I really loved The Flatshare when I read it last year, so I was really excited for this. Maybe too excited, as I do sometimes get, because it makes it so hard for a book to live up to your expectations. This didn’t reach the heights of O’Leary’s first book for me, but maybe that is very much because of me, rather than the book.

The premise sounded really good. Leena has been struggling at work – she has a pretty high pressured job and her performance has slowly been sliding. When she suffers a panic attack in a presentation, it’s enough for her boss to enforce a 2 month sabbatical as it seems that Leena has not been taking her standard annual holiday. She decides to visit her grandmother, who, after being left by her husband of some 50+ years, is dipping a toe back into the dating game. But the rural pickings are slim, so Leena suggests a life swap.

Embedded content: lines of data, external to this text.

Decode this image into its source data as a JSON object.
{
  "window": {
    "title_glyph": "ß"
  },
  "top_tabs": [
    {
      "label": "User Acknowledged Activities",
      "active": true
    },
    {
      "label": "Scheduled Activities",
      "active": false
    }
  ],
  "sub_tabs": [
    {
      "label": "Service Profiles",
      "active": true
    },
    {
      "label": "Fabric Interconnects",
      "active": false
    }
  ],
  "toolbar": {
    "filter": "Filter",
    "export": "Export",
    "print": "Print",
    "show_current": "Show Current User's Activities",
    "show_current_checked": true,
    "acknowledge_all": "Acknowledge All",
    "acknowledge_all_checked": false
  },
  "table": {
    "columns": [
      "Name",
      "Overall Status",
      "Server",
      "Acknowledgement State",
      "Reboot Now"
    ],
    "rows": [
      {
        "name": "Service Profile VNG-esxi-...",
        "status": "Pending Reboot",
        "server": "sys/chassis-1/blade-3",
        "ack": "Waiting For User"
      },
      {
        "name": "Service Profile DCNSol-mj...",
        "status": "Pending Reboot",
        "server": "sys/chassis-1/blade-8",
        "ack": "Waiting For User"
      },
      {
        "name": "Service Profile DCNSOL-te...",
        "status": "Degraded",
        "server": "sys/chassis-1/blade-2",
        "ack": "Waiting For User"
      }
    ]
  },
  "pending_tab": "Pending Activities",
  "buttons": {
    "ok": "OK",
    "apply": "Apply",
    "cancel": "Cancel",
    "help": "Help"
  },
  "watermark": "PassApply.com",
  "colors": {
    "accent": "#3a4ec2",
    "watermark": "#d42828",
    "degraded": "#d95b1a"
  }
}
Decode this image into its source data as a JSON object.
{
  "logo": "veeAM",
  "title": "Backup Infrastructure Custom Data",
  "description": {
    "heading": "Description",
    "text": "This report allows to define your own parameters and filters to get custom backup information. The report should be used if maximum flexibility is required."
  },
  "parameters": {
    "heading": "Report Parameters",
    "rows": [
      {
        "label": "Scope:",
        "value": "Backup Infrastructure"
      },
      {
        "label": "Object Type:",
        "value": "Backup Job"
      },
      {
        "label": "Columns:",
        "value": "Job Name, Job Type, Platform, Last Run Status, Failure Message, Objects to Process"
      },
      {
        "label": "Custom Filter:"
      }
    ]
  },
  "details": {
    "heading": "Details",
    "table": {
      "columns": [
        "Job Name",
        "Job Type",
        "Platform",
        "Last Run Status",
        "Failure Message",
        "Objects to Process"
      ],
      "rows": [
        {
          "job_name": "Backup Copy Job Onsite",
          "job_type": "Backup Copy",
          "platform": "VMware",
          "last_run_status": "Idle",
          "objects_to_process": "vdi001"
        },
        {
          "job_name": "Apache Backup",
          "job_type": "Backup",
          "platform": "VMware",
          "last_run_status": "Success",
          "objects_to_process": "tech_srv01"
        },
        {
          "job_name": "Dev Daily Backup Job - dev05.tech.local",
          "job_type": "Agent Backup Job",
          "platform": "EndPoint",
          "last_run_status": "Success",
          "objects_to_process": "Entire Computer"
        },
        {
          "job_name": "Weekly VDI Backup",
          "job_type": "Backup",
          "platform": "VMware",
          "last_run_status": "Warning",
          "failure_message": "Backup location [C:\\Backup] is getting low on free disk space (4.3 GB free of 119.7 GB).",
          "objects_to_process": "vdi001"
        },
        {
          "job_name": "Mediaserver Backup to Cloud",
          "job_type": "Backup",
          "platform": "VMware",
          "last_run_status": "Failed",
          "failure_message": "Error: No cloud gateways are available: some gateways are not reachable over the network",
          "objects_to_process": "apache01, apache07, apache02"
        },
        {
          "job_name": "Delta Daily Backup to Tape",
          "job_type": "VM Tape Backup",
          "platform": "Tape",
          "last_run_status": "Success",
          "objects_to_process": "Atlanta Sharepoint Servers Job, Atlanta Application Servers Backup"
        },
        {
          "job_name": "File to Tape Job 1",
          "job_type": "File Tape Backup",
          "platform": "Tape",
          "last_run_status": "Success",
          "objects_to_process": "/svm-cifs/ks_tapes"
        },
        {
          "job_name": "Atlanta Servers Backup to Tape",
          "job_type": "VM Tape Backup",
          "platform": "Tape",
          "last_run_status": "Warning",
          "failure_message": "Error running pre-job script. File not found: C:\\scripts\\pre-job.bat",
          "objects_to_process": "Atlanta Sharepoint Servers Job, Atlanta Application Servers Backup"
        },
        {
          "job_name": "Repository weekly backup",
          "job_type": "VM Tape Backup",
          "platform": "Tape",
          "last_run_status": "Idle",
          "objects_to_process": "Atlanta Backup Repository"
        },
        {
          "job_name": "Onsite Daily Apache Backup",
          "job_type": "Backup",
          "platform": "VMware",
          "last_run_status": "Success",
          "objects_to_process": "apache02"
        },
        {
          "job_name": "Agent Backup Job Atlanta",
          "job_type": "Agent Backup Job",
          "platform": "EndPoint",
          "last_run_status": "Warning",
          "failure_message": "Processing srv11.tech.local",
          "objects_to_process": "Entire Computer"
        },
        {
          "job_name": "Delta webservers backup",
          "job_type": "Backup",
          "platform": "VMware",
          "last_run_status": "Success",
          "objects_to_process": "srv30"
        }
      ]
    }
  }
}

The idea is cute. Leena takes over her grandmother’s responsibilities – the local neighbourhood watch, organising the MayDay fete type thing, etc. After her job, it should be a breeze however Leena discovers the complexity of small village life and relationships and the set ways that things are done. And in return, Elaine is exploring the single men that London has to offer and finding some surprising options for a lady of her situation. She’s also getting to know Leena’s flatmates and deciding that the modern way of life and pretending your neighbours don’t exist, isn’t for her.

This book was good – but I didn’t love it. It felt very slow in the beginning, like it took quite a while to get to the swap and then there’s quite a lot of just…..detail, as Leena and Elaine settle into the other’s surroundings. Leena has been dealing with a mind numbing grief for the last year or so, well I suppose Elaine has been as well. They lost someone incredibly important to them in a long, drawn out painful way. Leena has buckets of resentment toward her mother (who also lives in the same place her grandmother does) over it and has been avoiding her ever since, restricting their interaction to brief phone calls where she can escape when the fury threatens to overwhelm her. Her grandmother wants her to take care of her mother, which means that Leena will have to deal with her – and probably confront the horrific elephant in the room that is destroying their relationship.

I felt like a lot of things took too long to come to the point and most of the ‘problems’ were solved really easily. Elaine barely struggles in London really, she has a few moments of being slightly out of sorts and then she just settles in living with 2 thirty year olds and revamping everything about London living. At times it felt like any issues were contrived to add humour, but it didn’t really feel natural – such as Leena being completely overtaken by a dog that her 79yo grandmother manages to walk once a week without incident. I thought there’d be a much stronger romantic element in this but it’s only at the 11th hour that anything really happens. And if felt like I was just reading pages and pages waiting for things and they weren’t happening! This was actually I think, much more serious than I had expected. I think I thought it’d be much funnier but a lot of it is devoted to Leena’s grief, the loss that they all experienced and how that has affected them all in the time since. It’s done a lot of damage to Leena, who clearly buried herself in work to deal until she simply couldn’t anymore. Her body almost refused to allow her to keep shoving it aside and working every hour in the day. The break did her the world of good in a lot of ways, it helped her confront her grief, her feelings for her mother and also reassess her career because she was definitely in a rut, using it as a crutch.

But quite a bit of the time I was just….a bit bored. I think sometimes, too much was packed into this (Leena’s flatmate’s lives, her workmate’s attempts at dating, the various ins and outs and problems of the people in the village, etc). To be honest, most of the circle of the Neighbourhood Watch group became interchangeable to me, apart from Betsy and later on, Arnold. I think a lot of the more interesting stuff is going to happen after the end of the book – and I’d rather have read about some of that.


Book #72 of 2020